So I'm jumping in with some facts, a few opinions, and some action steps that you be taking now.
First we'll look at the consumer/user side of things. Then the organization side. Finally, I'll talk a bit more about what this is and what this isn't.
If you use the Internet and enter any personal or financial information on any website, then you might be effected by this issue. To find out, follow these steps:
- Check with your providers - your bank, your shopping sites - to see if they have fixed the problem (or never had it in the first place). You can check their website or blog for info. Some providers are notifying customers (my bank did that).
- Test the site to see if it's affected. There are a number of tools available including these:
- LastPass - https://lastpass.com/heartbleed/
- GitHub - http://filippo.io/Heartbleed/
- ssl Labs - https://www.ssllabs.com/ssltest/
Next, if you have responsibility for security or servers at your organization, here's what you need to do:
- Inventory - you need to figure out where all your web servers are or how you are serving web content. There are a number of aspects to consider:
- web servers in your data center - this should be the easiest. Microsoft IIS is typically not effected.
- web servers not in your data center - check under people's desks! This is also a great opportunity to figure out what "other" systems might be serving web content.
- hosted/SaaS solutions - check with your cloud partners for there vulnerabilities - always a good idea!
- other front ends - proxies, ssl-accelerators, ssl vpn's, load balancers, jumpstations
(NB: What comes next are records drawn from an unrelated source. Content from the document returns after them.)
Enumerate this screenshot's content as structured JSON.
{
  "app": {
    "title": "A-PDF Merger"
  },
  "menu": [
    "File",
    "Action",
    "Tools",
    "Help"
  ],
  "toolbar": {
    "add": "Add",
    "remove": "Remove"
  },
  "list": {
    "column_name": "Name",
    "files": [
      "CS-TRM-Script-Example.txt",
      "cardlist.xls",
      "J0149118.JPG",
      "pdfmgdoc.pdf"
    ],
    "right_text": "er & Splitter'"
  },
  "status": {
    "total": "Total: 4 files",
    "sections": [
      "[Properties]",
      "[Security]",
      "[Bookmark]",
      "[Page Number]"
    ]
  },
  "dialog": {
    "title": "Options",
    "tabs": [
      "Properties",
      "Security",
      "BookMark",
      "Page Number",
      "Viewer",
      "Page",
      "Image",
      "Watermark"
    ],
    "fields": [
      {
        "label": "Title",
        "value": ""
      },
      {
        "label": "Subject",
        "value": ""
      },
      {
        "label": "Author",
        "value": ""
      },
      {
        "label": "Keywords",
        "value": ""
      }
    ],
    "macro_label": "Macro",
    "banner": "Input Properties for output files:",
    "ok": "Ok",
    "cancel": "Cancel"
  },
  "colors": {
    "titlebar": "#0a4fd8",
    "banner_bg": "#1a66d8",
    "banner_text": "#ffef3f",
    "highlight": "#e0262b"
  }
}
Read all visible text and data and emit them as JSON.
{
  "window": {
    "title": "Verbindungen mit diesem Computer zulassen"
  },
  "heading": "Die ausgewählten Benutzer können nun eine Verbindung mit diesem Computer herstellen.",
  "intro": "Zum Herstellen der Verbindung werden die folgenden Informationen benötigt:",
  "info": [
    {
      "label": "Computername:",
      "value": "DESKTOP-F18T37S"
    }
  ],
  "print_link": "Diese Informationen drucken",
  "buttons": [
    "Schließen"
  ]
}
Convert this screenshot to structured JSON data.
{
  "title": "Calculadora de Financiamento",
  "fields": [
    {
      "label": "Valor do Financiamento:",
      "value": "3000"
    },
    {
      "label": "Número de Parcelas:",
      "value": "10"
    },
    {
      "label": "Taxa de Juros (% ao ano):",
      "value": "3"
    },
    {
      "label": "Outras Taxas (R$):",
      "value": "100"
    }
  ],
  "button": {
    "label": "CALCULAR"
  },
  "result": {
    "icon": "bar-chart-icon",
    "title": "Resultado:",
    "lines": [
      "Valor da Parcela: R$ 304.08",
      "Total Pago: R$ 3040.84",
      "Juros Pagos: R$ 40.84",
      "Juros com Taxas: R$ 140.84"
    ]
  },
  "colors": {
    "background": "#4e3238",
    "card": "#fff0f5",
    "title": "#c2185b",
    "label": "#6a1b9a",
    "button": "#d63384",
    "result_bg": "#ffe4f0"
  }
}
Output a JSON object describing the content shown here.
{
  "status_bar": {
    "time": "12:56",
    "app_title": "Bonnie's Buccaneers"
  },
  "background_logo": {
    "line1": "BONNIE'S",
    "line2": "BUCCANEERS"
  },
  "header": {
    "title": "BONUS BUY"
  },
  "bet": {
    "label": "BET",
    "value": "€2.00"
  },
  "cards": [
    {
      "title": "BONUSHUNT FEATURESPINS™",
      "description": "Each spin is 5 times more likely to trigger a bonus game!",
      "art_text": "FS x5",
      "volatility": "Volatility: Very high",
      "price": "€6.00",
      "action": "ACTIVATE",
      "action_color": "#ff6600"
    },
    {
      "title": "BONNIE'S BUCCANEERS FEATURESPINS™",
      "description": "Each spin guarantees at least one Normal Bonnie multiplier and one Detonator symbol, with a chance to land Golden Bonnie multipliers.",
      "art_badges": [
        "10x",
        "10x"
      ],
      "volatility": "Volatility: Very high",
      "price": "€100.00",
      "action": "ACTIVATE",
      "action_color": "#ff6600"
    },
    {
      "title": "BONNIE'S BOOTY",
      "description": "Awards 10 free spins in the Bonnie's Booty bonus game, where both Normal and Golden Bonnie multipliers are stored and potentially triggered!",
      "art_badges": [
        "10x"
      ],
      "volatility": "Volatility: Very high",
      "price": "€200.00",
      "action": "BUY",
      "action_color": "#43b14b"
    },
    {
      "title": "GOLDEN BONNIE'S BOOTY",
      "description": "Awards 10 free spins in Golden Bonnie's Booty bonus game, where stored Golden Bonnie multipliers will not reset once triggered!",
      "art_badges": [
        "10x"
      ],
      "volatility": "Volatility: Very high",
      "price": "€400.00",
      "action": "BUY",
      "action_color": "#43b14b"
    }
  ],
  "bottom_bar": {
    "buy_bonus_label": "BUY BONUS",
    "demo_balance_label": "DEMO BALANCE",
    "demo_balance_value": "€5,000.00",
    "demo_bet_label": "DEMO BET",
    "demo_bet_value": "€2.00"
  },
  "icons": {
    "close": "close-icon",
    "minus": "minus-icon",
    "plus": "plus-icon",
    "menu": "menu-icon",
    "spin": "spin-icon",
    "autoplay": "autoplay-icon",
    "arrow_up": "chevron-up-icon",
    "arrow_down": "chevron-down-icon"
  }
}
- and don't forget about embedded devices with web administrative interfaces
- upgrade to 1.01g! (or recompile without the heartbeat option)
- revoke your existing certs and keys
- issue new certs and keys
Hopefully are taking care of both your personal account and your company's sites.
And... for you xkcd fans out there: